“These people have been approved, and they have gone through all the proper channels,” says Bob Gardner, the director of policy at the Wellesley Institute, a think-tank focused on advancing urban health and health equity. “You could say it’s even fraudulent to invite people to Ontario and then say to them when they get here, by the way, don’t get sick for a few months.”
Ontario, B.C and Quebec are the only provinces that make new immigrants wait three months for health care. But Quebec alone does offer coverage when it comes to domestic violence, maternal care and infectious diseases. The Ontario Ministry of Health introduced a three-month wait period for all new immigrants and returning residents in 1994, on the grounds it allows officials time to confirm a patient’s resident status.
The policy, which saves Ontario $90 million a year, is a way to protect the health-care system from abuse, says Health Minister Deb Matthews.
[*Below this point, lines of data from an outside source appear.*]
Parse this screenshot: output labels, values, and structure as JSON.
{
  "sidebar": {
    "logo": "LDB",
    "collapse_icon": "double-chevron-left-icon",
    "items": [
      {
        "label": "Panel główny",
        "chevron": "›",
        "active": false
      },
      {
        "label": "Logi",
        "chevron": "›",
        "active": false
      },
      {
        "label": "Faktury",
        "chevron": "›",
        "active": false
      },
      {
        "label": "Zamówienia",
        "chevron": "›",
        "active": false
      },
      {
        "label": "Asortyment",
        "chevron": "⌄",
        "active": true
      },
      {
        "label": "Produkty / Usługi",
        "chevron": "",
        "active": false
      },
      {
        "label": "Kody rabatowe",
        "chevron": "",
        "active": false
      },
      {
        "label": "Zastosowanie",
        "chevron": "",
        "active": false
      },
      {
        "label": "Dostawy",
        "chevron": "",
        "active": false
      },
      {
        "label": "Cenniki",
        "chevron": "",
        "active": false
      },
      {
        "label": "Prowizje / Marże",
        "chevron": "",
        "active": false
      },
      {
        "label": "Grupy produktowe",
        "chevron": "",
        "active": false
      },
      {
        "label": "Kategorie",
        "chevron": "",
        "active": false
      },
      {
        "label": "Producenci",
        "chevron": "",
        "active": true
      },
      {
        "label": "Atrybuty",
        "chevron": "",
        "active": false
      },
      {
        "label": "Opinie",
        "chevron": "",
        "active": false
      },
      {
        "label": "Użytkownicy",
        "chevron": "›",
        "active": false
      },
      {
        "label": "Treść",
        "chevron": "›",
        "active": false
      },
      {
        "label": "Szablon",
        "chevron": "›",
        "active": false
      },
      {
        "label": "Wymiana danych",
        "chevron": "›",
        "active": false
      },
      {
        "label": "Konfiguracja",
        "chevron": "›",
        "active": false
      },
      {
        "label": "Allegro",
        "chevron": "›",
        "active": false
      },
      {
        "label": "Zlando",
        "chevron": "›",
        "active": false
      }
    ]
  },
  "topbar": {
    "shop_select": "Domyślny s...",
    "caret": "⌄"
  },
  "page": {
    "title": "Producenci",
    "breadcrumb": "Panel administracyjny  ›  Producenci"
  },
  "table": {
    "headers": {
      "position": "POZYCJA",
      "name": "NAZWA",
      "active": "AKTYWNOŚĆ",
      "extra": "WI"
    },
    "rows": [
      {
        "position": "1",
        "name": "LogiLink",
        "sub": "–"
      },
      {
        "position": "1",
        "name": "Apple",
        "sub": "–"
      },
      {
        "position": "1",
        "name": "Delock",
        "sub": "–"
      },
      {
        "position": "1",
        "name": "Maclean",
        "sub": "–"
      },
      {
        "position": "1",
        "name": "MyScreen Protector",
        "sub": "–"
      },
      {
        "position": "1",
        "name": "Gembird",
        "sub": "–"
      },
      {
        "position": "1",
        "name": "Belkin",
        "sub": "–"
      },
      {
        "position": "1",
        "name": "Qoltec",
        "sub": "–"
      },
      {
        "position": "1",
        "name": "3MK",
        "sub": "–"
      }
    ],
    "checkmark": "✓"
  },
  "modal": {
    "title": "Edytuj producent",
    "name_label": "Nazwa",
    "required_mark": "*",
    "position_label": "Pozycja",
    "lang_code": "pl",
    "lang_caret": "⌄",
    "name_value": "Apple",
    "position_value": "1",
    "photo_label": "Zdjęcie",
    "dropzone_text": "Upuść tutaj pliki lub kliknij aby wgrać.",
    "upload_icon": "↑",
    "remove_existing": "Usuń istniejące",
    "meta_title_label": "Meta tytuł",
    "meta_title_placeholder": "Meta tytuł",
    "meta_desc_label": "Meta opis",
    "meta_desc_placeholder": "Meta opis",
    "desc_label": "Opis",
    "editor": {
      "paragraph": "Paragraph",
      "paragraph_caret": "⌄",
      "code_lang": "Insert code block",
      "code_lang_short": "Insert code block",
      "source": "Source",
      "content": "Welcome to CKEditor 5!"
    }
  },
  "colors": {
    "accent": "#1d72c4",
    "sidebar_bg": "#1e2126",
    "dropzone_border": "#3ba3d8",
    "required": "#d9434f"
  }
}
“We are not looking at changing the three-month wait period at this time,” she says. “It’s important that when people come to Canada, they know that they won’t have health insurance for three months, so they should get insurance before they come.”
Try explaining the government policy to the “almost-citizens” such as Raj Gupta and his wife, Pallavi.
On this blustery Tuesday evening, the recently landed immigrants are happy they have found the Scarborough clinic, where they have brought 2-year-old Arnav, who has had a high fever for three days.
“For elders, it is okay, we can resist,” says Pallavi. “But with a child, you can’t take a risk.
“I feel like I won’t be able to breathe until the three months are over.”
The Guptas arrived in Toronto in October, aware that they would be without health care for three months. They bought insurance, but that covers them only for emergencies. So Raj went to Scarborough General to find out how much it would cost him if he needed to bring in his son.
“They told me its $300 for registration,” says Gupta, a family physician in India, who found out about the free clinic at the local OHIP office. “If you call the ambulance, it is $250 more. Once the doctor comes, he will charge $100, and other examinations are extra. And if you need to stay a night, it’s another $1000.
“It would cost me less to send both of them back to India where they could get care right away. If it wasn’t for this clinic, we might have done just that.”
The clinic started in May 2000, with D’Andrade and Caulford seeing patients in basements and community centres twice a week. They would bring in tackle boxes filled with gauze, needles and syringes.
Over time, they applied for funding from the Ministry of Health and Long-Term Care and received $100,000. It’s just enough to cover the cost of diagnostic and lab tests for patients and a small stipend for the eight physicians who rotate through to cover the two-days-a-week clinic. Many of the drugs and supplies are donated, as is the time of nurses, volunteers and the pediatric doctors who come to the clinic to treat children one Saturday a month.
Some advocates say the walk-in concept of the Scarborough clinic offers a “brilliant model” that could be adapted in different communities. But D’Andrade notes that in its current form — built on the generosity of volunteers — it isn’t sustainable.
With proper funding from the province, however, it would be a cost-effective alternative to sending patients to the emergency department, she contends. Yet there has been little willingness on the part of Queen’s Park to even consider it.
“It’s frustrating,” she says. “Maybe they haven’t looked into the eyes of the people we see and see how legitimate their issues are, and how much they have struggled to make it here. Now that they have made it here, the least we can do is help them.”
< http://www.thestar.com/news/article/1100059–a-scarborough-clinic-for-those-with-no-health-insurance >